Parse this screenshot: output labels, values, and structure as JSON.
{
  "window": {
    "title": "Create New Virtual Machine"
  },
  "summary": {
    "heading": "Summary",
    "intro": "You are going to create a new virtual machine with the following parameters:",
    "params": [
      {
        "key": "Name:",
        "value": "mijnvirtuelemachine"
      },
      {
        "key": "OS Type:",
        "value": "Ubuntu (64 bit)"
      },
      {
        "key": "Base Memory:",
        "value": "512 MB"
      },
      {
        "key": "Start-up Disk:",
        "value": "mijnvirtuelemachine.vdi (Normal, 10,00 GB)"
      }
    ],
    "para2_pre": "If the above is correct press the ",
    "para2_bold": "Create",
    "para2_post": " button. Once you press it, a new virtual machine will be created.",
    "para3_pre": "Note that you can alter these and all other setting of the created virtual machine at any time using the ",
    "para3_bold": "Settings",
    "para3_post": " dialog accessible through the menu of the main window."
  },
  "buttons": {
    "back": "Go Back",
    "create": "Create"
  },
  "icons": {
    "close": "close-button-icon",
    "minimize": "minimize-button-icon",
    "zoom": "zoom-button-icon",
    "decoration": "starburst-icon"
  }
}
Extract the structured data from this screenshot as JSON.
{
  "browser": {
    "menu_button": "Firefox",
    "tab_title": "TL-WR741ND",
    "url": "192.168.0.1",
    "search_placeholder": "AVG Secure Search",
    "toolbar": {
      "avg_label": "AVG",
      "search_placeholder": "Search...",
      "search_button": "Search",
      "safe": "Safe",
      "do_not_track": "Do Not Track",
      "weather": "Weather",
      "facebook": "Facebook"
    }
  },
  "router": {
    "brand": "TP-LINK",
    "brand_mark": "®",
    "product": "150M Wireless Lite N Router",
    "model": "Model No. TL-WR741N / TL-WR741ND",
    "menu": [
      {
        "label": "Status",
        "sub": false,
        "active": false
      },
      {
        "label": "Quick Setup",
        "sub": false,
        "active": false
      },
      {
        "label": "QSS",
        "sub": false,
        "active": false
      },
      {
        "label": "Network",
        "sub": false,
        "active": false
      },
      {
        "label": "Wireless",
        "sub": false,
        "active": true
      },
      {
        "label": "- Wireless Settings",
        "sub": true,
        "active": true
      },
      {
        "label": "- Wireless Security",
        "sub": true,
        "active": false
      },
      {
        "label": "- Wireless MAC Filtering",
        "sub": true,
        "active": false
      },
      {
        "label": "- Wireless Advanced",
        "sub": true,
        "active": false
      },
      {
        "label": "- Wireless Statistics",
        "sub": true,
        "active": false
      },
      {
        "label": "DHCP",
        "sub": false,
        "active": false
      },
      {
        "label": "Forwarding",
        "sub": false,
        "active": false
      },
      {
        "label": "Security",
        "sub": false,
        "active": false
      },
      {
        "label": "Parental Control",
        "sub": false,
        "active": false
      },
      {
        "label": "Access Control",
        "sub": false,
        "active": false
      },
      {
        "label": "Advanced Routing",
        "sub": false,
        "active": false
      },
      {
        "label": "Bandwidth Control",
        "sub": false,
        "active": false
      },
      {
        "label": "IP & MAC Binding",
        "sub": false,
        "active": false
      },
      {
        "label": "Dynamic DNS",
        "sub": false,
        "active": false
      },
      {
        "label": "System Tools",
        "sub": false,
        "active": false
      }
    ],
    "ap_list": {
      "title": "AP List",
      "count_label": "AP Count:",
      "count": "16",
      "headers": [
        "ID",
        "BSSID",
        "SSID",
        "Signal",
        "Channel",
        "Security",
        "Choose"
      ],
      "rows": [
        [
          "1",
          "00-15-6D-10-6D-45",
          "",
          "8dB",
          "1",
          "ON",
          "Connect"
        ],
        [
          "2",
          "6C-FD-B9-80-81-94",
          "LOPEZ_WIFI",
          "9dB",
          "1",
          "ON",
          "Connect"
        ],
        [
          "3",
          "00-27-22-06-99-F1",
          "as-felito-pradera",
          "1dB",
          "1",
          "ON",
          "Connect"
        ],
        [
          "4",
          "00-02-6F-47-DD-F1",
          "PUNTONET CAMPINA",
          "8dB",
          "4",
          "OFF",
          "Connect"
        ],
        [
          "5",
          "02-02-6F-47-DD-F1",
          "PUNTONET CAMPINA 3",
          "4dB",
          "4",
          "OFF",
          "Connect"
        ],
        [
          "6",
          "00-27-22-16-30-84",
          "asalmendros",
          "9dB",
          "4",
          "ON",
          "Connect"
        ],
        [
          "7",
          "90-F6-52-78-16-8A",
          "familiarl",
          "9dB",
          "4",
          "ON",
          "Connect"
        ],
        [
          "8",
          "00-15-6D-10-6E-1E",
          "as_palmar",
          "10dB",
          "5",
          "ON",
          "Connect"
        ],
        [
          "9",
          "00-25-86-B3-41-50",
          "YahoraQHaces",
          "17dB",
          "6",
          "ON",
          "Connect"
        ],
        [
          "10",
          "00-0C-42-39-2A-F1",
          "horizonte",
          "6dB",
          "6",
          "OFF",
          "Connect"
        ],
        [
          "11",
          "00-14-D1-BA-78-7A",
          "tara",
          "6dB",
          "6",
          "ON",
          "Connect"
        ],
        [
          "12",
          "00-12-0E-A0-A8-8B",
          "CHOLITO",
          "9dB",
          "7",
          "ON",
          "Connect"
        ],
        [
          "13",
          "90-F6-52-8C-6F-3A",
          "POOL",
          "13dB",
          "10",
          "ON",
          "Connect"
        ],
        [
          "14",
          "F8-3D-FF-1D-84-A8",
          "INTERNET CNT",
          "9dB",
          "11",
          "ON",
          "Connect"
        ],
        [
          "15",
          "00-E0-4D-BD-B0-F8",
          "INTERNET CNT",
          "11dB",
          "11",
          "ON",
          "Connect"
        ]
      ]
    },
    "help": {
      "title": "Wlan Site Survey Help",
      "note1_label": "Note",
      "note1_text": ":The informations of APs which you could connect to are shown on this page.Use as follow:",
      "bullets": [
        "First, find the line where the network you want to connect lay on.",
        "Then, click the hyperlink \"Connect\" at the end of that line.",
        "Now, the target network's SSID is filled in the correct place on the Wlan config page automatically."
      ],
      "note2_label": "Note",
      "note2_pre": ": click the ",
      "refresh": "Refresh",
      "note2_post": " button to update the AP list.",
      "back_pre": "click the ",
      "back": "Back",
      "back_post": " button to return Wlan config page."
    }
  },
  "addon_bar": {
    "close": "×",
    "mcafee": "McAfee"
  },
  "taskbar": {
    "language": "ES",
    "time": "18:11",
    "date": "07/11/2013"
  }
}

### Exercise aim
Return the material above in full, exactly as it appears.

### Solution for this exercise
Parse this screenshot: output labels, values, and structure as JSON.
{
  "window": {
    "title": "Create New Virtual Machine"
  },
  "summary": {
    "heading": "Summary",
    "intro": "You are going to create a new virtual machine with the following parameters:",
    "params": [
      {
        "key": "Name:",
        "value": "mijnvirtuelemachine"
      },
      {
        "key": "OS Type:",
        "value": "Ubuntu (64 bit)"
      },
      {
        "key": "Base Memory:",
        "value": "512 MB"
      },
      {
        "key": "Start-up Disk:",
        "value": "mijnvirtuelemachine.vdi (Normal, 10,00 GB)"
      }
    ],
    "para2_pre": "If the above is correct press the ",
    "para2_bold": "Create",
    "para2_post": " button. Once you press it, a new virtual machine will be created.",
    "para3_pre": "Note that you can alter these and all other setting of the created virtual machine at any time using the ",
    "para3_bold": "Settings",
    "para3_post": " dialog accessible through the menu of the main window."
  },
  "buttons": {
    "back": "Go Back",
    "create": "Create"
  },
  "icons": {
    "close": "close-button-icon",
    "minimize": "minimize-button-icon",
    "zoom": "zoom-button-icon",
    "decoration": "starburst-icon"
  }
}
Extract the structured data from this screenshot as JSON.
{
  "browser": {
    "menu_button": "Firefox",
    "tab_title": "TL-WR741ND",
    "url": "192.168.0.1",
    "search_placeholder": "AVG Secure Search",
    "toolbar": {
      "avg_label": "AVG",
      "search_placeholder": "Search...",
      "search_button": "Search",
      "safe": "Safe",
      "do_not_track": "Do Not Track",
      "weather": "Weather",
      "facebook": "Facebook"
    }
  },
  "router": {
    "brand": "TP-LINK",
    "brand_mark": "®",
    "product": "150M Wireless Lite N Router",
    "model": "Model No. TL-WR741N / TL-WR741ND",
    "menu": [
      {
        "label": "Status",
        "sub": false,
        "active": false
      },
      {
        "label": "Quick Setup",
        "sub": false,
        "active": false
      },
      {
        "label": "QSS",
        "sub": false,
        "active": false
      },
      {
        "label": "Network",
        "sub": false,
        "active": false
      },
      {
        "label": "Wireless",
        "sub": false,
        "active": true
      },
      {
        "label": "- Wireless Settings",
        "sub": true,
        "active": true
      },
      {
        "label": "- Wireless Security",
        "sub": true,
        "active": false
      },
      {
        "label": "- Wireless MAC Filtering",
        "sub": true,
        "active": false
      },
      {
        "label": "- Wireless Advanced",
        "sub": true,
        "active": false
      },
      {
        "label": "- Wireless Statistics",
        "sub": true,
        "active": false
      },
      {
        "label": "DHCP",
        "sub": false,
        "active": false
      },
      {
        "label": "Forwarding",
        "sub": false,
        "active": false
      },
      {
        "label": "Security",
        "sub": false,
        "active": false
      },
      {
        "label": "Parental Control",
        "sub": false,
        "active": false
      },
      {
        "label": "Access Control",
        "sub": false,
        "active": false
      },
      {
        "label": "Advanced Routing",
        "sub": false,
        "active": false
      },
      {
        "label": "Bandwidth Control",
        "sub": false,
        "active": false
      },
      {
        "label": "IP & MAC Binding",
        "sub": false,
        "active": false
      },
      {
        "label": "Dynamic DNS",
        "sub": false,
        "active": false
      },
      {
        "label": "System Tools",
        "sub": false,
        "active": false
      }
    ],
    "ap_list": {
      "title": "AP List",
      "count_label": "AP Count:",
      "count": "16",
      "headers": [
        "ID",
        "BSSID",
        "SSID",
        "Signal",
        "Channel",
        "Security",
        "Choose"
      ],
      "rows": [
        [
          "1",
          "00-15-6D-10-6D-45",
          "",
          "8dB",
          "1",
          "ON",
          "Connect"
        ],
        [
          "2",
          "6C-FD-B9-80-81-94",
          "LOPEZ_WIFI",
          "9dB",
          "1",
          "ON",
          "Connect"
        ],
        [
          "3",
          "00-27-22-06-99-F1",
          "as-felito-pradera",
          "1dB",
          "1",
          "ON",
          "Connect"
        ],
        [
          "4",
          "00-02-6F-47-DD-F1",
          "PUNTONET CAMPINA",
          "8dB",
          "4",
          "OFF",
          "Connect"
        ],
        [
          "5",
          "02-02-6F-47-DD-F1",
          "PUNTONET CAMPINA 3",
          "4dB",
          "4",
          "OFF",
          "Connect"
        ],
        [
          "6",
          "00-27-22-16-30-84",
          "asalmendros",
          "9dB",
          "4",
          "ON",
          "Connect"
        ],
        [
          "7",
          "90-F6-52-78-16-8A",
          "familiarl",
          "9dB",
          "4",
          "ON",
          "Connect"
        ],
        [
          "8",
          "00-15-6D-10-6E-1E",
          "as_palmar",
          "10dB",
          "5",
          "ON",
          "Connect"
        ],
        [
          "9",
          "00-25-86-B3-41-50",
          "YahoraQHaces",
          "17dB",
          "6",
          "ON",
          "Connect"
        ],
        [
          "10",
          "00-0C-42-39-2A-F1",
          "horizonte",
          "6dB",
          "6",
          "OFF",
          "Connect"
        ],
        [
          "11",
          "00-14-D1-BA-78-7A",
          "tara",
          "6dB",
          "6",
          "ON",
          "Connect"
        ],
        [
          "12",
          "00-12-0E-A0-A8-8B",
          "CHOLITO",
          "9dB",
          "7",
          "ON",
          "Connect"
        ],
        [
          "13",
          "90-F6-52-8C-6F-3A",
          "POOL",
          "13dB",
          "10",
          "ON",
          "Connect"
        ],
        [
          "14",
          "F8-3D-FF-1D-84-A8",
          "INTERNET CNT",
          "9dB",
          "11",
          "ON",
          "Connect"
        ],
        [
          "15",
          "00-E0-4D-BD-B0-F8",
          "INTERNET CNT",
          "11dB",
          "11",
          "ON",
          "Connect"
        ]
      ]
    },
    "help": {
      "title": "Wlan Site Survey Help",
      "note1_label": "Note",
      "note1_text": ":The informations of APs which you could connect to are shown on this page.Use as follow:",
      "bullets": [
        "First, find the line where the network you want to connect lay on.",
        "Then, click the hyperlink \"Connect\" at the end of that line.",
        "Now, the target network's SSID is filled in the correct place on the Wlan config page automatically."
      ],
      "note2_label": "Note",
      "note2_pre": ": click the ",
      "refresh": "Refresh",
      "note2_post": " button to update the AP list.",
      "back_pre": "click the ",
      "back": "Back",
      "back_post": " button to return Wlan config page."
    }
  },
  "addon_bar": {
    "close": "×",
    "mcafee": "McAfee"
  },
  "taskbar": {
    "language": "ES",
    "time": "18:11",
    "date": "07/11/2013"
  }
}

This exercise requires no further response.